(TASK DATA begins)

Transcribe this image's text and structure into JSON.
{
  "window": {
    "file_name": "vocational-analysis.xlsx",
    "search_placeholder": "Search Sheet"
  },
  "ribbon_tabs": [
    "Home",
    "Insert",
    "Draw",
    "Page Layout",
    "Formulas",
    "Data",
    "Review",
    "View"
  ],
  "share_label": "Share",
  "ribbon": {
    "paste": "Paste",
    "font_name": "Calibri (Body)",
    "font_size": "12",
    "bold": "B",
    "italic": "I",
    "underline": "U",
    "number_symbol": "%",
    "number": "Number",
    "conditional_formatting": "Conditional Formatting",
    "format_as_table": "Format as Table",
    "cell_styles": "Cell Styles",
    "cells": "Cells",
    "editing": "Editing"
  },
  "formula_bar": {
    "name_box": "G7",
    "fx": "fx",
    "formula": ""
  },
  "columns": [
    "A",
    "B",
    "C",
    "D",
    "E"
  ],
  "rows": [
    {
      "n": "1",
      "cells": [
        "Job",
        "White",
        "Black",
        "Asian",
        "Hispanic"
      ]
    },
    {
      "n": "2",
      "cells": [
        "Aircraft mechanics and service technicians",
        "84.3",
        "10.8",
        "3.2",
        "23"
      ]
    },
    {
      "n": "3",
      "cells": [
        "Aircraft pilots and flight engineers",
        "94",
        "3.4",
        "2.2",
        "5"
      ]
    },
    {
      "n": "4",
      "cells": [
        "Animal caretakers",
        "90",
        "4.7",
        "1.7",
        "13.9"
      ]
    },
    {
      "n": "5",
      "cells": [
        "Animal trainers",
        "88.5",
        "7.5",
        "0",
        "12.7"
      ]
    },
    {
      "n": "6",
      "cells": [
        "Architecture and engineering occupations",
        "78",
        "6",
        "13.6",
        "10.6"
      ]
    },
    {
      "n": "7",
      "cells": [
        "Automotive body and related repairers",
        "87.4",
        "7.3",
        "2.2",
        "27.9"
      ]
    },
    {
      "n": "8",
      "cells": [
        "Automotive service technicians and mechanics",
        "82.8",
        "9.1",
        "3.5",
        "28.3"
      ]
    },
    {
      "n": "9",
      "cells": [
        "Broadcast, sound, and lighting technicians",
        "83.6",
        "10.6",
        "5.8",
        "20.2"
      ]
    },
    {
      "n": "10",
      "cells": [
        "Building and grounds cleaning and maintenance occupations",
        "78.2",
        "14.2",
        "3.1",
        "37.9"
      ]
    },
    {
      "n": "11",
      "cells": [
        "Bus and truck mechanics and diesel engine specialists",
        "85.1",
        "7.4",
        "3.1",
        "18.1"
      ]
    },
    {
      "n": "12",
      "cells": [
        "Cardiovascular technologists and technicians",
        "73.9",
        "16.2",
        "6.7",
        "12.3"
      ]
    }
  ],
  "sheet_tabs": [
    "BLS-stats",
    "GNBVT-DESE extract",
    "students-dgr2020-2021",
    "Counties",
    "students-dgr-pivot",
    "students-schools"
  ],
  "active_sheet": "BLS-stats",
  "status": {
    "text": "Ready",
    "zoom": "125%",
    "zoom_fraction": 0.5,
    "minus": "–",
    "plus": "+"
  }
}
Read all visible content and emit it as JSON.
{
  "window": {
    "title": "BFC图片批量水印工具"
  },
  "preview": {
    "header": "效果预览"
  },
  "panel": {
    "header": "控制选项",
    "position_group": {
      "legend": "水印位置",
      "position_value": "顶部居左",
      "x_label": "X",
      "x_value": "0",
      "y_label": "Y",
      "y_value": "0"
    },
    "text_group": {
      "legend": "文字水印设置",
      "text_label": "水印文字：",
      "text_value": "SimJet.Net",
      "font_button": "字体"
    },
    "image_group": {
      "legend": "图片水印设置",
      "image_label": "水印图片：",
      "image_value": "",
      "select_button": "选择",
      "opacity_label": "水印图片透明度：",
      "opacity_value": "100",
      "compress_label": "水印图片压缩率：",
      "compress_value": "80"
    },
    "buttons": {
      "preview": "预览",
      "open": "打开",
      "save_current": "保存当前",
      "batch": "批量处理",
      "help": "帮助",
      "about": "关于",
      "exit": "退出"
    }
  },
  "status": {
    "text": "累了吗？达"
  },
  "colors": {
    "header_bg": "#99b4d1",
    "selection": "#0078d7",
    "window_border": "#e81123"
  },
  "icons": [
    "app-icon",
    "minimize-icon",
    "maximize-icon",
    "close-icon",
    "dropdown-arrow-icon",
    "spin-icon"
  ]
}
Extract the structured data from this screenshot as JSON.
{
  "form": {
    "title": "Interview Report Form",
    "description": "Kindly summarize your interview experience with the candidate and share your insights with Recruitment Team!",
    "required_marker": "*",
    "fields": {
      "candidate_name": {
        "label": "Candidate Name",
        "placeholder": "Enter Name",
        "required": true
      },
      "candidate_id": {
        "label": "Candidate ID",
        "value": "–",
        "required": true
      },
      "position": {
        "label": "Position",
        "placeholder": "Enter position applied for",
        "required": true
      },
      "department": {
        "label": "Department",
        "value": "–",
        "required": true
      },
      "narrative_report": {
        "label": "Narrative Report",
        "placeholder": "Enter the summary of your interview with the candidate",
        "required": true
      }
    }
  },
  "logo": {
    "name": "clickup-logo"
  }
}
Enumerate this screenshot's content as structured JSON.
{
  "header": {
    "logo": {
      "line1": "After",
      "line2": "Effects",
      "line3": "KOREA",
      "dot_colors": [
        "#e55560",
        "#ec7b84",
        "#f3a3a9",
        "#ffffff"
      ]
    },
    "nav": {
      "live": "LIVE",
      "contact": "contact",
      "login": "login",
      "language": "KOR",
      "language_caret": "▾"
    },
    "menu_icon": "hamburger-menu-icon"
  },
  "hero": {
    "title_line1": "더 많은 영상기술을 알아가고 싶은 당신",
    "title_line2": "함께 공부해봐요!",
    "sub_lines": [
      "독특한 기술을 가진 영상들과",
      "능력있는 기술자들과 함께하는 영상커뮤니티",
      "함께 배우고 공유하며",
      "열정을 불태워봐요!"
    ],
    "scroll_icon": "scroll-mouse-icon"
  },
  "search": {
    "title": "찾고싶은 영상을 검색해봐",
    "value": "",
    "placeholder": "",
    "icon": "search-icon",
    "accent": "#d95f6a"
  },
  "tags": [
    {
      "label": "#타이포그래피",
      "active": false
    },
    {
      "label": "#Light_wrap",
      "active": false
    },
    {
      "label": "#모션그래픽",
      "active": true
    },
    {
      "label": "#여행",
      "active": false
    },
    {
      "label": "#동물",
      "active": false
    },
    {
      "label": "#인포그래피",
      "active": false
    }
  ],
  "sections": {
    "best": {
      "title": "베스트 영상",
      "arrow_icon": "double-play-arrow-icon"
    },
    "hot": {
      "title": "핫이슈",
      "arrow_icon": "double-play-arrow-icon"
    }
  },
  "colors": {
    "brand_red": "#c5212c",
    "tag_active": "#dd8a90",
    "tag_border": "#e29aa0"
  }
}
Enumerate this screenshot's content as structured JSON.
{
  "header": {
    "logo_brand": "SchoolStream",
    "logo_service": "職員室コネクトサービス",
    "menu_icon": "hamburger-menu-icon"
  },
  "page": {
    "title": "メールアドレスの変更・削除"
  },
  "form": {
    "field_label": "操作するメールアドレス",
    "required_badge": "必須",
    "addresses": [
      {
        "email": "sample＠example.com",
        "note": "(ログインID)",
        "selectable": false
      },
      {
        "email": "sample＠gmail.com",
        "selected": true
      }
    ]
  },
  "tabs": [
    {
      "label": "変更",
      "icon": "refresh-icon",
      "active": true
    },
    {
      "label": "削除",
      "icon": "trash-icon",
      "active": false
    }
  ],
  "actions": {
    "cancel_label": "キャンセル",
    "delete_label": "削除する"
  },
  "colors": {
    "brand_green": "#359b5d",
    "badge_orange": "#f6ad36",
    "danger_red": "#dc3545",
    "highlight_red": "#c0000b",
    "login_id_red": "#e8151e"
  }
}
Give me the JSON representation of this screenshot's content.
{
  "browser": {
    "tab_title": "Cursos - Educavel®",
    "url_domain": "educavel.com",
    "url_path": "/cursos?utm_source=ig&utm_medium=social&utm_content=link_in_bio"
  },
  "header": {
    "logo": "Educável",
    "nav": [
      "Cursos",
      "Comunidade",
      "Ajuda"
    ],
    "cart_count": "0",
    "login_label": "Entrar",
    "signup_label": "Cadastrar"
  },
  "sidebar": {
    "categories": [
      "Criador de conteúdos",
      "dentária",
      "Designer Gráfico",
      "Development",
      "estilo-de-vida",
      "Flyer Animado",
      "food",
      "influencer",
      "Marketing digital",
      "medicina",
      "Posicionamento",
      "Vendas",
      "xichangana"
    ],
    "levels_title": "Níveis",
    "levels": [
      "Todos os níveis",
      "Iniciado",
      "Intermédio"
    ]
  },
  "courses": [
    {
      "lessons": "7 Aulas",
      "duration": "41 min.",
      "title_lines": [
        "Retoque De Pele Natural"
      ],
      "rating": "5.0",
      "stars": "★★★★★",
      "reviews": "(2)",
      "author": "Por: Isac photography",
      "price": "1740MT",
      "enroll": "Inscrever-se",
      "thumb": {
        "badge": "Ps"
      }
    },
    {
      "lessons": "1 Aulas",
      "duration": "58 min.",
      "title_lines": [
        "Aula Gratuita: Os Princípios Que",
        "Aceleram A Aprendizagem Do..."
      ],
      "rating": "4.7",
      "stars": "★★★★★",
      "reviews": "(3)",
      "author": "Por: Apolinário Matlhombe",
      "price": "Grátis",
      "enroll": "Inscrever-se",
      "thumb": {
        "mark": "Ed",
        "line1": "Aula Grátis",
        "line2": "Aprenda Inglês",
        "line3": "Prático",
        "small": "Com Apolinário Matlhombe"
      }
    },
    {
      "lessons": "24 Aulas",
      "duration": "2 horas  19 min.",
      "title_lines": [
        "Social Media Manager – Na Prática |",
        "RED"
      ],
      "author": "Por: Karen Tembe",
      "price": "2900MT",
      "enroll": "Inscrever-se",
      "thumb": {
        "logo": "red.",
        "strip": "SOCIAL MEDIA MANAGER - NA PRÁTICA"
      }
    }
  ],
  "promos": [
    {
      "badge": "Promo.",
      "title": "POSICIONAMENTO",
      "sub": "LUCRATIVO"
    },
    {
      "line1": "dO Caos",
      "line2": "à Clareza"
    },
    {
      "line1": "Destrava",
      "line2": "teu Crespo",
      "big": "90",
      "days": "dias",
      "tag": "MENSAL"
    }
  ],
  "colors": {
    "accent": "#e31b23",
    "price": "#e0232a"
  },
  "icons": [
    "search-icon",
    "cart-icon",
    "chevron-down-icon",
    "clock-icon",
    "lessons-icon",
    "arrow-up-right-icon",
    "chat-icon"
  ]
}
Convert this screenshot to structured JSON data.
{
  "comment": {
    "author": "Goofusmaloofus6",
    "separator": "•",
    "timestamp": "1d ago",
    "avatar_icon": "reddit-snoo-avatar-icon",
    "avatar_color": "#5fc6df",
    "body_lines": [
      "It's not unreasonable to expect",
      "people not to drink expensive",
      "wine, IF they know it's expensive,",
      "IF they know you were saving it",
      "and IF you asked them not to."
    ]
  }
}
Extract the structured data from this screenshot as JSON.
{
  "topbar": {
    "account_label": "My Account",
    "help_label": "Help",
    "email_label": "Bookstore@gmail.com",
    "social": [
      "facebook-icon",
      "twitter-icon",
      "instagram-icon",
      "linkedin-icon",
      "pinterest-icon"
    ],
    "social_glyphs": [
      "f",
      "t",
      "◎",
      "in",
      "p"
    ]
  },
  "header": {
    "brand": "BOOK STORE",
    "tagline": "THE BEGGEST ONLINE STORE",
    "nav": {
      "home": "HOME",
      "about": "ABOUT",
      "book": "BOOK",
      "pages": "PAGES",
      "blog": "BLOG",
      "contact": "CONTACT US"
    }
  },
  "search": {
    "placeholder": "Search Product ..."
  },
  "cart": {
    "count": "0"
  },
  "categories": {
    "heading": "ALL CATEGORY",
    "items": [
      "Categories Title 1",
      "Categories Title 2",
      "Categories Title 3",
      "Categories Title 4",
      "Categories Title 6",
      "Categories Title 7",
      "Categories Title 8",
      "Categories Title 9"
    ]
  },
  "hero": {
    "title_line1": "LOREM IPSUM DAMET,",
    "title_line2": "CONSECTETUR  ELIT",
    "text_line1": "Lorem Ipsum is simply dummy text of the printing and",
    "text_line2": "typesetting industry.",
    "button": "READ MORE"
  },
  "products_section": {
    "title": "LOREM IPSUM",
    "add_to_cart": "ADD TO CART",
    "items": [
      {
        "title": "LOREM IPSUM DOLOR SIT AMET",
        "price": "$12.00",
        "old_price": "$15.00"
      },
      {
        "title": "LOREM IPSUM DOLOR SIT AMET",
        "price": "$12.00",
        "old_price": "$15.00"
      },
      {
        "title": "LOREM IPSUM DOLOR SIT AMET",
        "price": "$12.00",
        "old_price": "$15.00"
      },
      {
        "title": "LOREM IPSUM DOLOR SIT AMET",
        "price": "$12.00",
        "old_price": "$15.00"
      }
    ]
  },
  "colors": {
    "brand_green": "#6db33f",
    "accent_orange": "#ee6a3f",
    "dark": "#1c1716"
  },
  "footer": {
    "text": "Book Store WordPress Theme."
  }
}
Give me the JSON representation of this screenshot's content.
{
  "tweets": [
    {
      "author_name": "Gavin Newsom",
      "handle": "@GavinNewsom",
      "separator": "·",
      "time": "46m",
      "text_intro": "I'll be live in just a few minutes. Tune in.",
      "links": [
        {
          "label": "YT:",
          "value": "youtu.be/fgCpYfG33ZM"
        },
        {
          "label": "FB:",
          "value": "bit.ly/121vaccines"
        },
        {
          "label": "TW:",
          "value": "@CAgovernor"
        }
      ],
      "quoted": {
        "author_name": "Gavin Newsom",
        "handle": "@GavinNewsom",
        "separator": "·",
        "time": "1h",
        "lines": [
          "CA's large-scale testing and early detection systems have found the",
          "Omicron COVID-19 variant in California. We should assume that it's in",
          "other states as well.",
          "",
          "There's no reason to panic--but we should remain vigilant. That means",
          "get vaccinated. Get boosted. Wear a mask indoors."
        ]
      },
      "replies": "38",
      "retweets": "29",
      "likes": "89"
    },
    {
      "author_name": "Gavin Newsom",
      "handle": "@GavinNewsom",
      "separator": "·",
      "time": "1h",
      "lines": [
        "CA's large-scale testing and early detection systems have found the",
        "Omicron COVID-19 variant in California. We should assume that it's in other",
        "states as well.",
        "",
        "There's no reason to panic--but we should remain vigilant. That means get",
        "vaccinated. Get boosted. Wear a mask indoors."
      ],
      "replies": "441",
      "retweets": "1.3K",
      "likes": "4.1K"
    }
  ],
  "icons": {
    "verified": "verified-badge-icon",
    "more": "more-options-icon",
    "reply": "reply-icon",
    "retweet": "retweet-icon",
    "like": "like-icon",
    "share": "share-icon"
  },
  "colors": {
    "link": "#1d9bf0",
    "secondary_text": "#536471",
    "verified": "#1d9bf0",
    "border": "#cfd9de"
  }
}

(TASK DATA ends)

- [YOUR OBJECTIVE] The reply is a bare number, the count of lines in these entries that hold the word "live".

- [RESPONSE BOX] 2